Your task — Would you set down every line of the data below exactly as it reads?

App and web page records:
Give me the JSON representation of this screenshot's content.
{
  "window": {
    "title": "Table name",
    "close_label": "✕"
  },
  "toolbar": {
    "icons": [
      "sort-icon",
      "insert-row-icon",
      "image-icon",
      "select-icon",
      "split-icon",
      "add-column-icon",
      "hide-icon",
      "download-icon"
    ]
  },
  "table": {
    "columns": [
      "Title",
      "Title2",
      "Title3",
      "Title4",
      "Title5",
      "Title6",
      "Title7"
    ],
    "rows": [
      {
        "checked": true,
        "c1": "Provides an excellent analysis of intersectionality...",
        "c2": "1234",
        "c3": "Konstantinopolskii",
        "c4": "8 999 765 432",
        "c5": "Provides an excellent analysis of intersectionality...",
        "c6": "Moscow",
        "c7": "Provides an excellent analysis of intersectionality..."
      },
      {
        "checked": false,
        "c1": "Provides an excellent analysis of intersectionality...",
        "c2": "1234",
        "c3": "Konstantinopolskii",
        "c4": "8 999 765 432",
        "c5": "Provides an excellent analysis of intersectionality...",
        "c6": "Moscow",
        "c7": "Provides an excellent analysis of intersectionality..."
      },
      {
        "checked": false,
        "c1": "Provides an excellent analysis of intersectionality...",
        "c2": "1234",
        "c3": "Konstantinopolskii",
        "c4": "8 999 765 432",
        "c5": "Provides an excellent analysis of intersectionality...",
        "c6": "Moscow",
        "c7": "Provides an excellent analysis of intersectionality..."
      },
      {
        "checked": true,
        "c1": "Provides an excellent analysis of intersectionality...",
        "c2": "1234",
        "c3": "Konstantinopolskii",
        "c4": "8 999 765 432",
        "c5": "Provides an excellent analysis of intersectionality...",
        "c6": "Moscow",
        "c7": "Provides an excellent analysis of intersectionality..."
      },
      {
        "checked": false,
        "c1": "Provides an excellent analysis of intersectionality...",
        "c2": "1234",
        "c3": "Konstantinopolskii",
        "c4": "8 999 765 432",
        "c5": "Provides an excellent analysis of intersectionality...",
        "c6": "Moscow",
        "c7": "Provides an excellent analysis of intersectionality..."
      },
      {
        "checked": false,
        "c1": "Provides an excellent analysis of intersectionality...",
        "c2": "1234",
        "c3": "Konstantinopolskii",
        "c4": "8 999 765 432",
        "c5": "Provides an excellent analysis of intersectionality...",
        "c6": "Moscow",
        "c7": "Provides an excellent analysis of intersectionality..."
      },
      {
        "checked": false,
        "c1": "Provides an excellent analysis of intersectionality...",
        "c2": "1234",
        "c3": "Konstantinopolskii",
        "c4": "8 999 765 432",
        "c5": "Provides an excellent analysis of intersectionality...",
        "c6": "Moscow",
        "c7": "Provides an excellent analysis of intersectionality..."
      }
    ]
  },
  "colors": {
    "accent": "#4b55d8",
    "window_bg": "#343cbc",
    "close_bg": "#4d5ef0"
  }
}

Answer to this problem —
Give me the JSON representation of this screenshot's content.
{
  "window": {
    "title": "Table name",
    "close_label": "✕"
  },
  "toolbar": {
    "icons": [
      "sort-icon",
      "insert-row-icon",
      "image-icon",
      "select-icon",
      "split-icon",
      "add-column-icon",
      "hide-icon",
      "download-icon"
    ]
  },
  "table": {
    "columns": [
      "Title",
      "Title2",
      "Title3",
      "Title4",
      "Title5",
      "Title6",
      "Title7"
    ],
    "rows": [
      {
        "checked": true,
        "c1": "Provides an excellent analysis of intersectionality...",
        "c2": "1234",
        "c3": "Konstantinopolskii",
        "c4": "8 999 765 432",
        "c5": "Provides an excellent analysis of intersectionality...",
        "c6": "Moscow",
        "c7": "Provides an excellent analysis of intersectionality..."
      },
      {
        "checked": false,
        "c1": "Provides an excellent analysis of intersectionality...",
        "c2": "1234",
        "c3": "Konstantinopolskii",
        "c4": "8 999 765 432",
        "c5": "Provides an excellent analysis of intersectionality...",
        "c6": "Moscow",
        "c7": "Provides an excellent analysis of intersectionality..."
      },
      {
        "checked": false,
        "c1": "Provides an excellent analysis of intersectionality...",
        "c2": "1234",
        "c3": "Konstantinopolskii",
        "c4": "8 999 765 432",
        "c5": "Provides an excellent analysis of intersectionality...",
        "c6": "Moscow",
        "c7": "Provides an excellent analysis of intersectionality..."
      },
      {
        "checked": true,
        "c1": "Provides an excellent analysis of intersectionality...",
        "c2": "1234",
        "c3": "Konstantinopolskii",
        "c4": "8 999 765 432",
        "c5": "Provides an excellent analysis of intersectionality...",
        "c6": "Moscow",
        "c7": "Provides an excellent analysis of intersectionality..."
      },
      {
        "checked": false,
        "c1": "Provides an excellent analysis of intersectionality...",
        "c2": "1234",
        "c3": "Konstantinopolskii",
        "c4": "8 999 765 432",
        "c5": "Provides an excellent analysis of intersectionality...",
        "c6": "Moscow",
        "c7": "Provides an excellent analysis of intersectionality..."
      },
      {
        "checked": false,
        "c1": "Provides an excellent analysis of intersectionality...",
        "c2": "1234",
        "c3": "Konstantinopolskii",
        "c4": "8 999 765 432",
        "c5": "Provides an excellent analysis of intersectionality...",
        "c6": "Moscow",
        "c7": "Provides an excellent analysis of intersectionality..."
      },
      {
        "checked": false,
        "c1": "Provides an excellent analysis of intersectionality...",
        "c2": "1234",
        "c3": "Konstantinopolskii",
        "c4": "8 999 765 432",
        "c5": "Provides an excellent analysis of intersectionality...",
        "c6": "Moscow",
        "c7": "Provides an excellent analysis of intersectionality..."
      }
    ]
  },
  "colors": {
    "accent": "#4b55d8",
    "window_bg": "#343cbc",
    "close_bg": "#4d5ef0"
  }
}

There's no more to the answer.